======== Input data

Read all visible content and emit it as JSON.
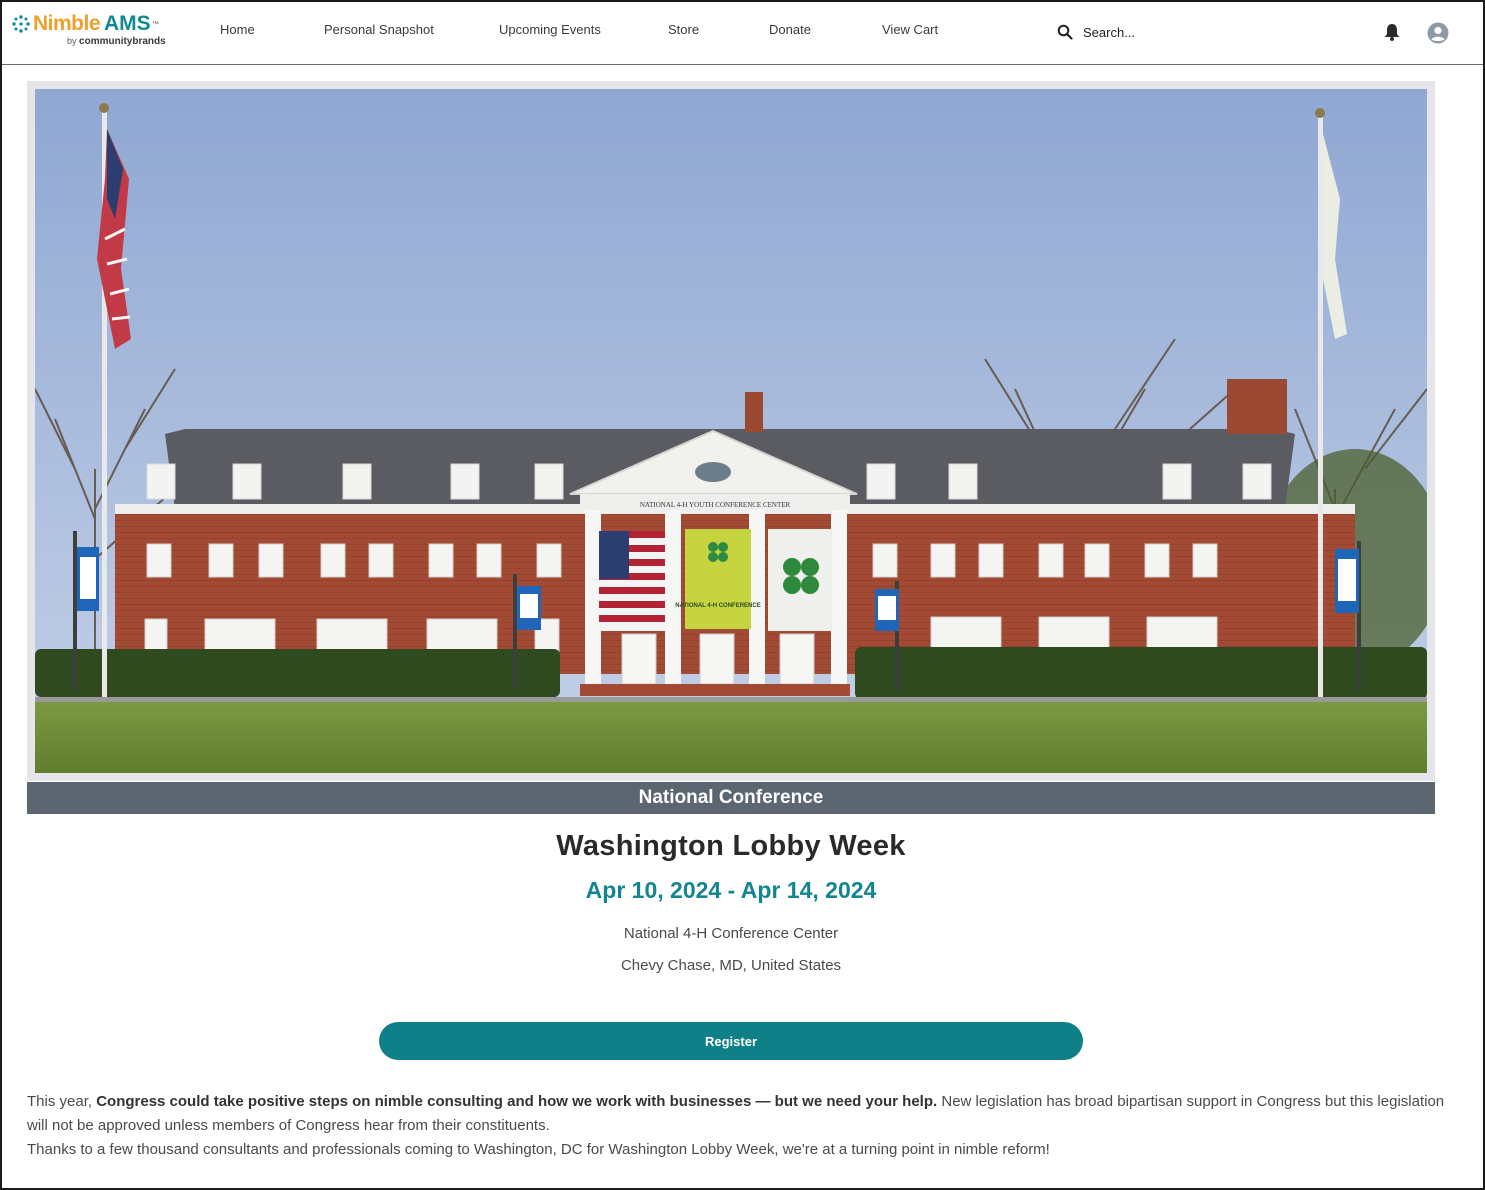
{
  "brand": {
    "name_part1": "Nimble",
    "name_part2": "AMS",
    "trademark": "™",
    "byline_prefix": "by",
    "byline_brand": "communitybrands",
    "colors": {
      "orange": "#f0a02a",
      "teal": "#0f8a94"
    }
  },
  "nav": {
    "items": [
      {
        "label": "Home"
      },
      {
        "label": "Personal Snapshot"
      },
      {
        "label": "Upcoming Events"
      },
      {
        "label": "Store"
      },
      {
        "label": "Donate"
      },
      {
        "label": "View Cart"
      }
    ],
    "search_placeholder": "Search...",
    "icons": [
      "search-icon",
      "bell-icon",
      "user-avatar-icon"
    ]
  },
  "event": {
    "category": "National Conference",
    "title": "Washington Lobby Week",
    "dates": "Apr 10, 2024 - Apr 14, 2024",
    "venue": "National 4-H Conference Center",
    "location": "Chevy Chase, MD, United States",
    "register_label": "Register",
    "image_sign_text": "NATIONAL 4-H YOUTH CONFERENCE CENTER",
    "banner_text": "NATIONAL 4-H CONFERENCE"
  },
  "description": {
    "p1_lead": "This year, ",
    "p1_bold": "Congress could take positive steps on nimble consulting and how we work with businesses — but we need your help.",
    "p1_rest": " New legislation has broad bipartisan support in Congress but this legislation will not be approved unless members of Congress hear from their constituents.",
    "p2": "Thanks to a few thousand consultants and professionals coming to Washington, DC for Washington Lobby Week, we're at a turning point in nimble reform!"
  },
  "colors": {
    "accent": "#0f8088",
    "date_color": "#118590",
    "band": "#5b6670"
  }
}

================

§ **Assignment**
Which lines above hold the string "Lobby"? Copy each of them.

§ **Solution**
    "title": "Washington Lobby Week",
    "p2": "Thanks to a few thousand consultants and professionals coming to Washington, DC for Washington Lobby Week, we're at a turning point in nimble reform!"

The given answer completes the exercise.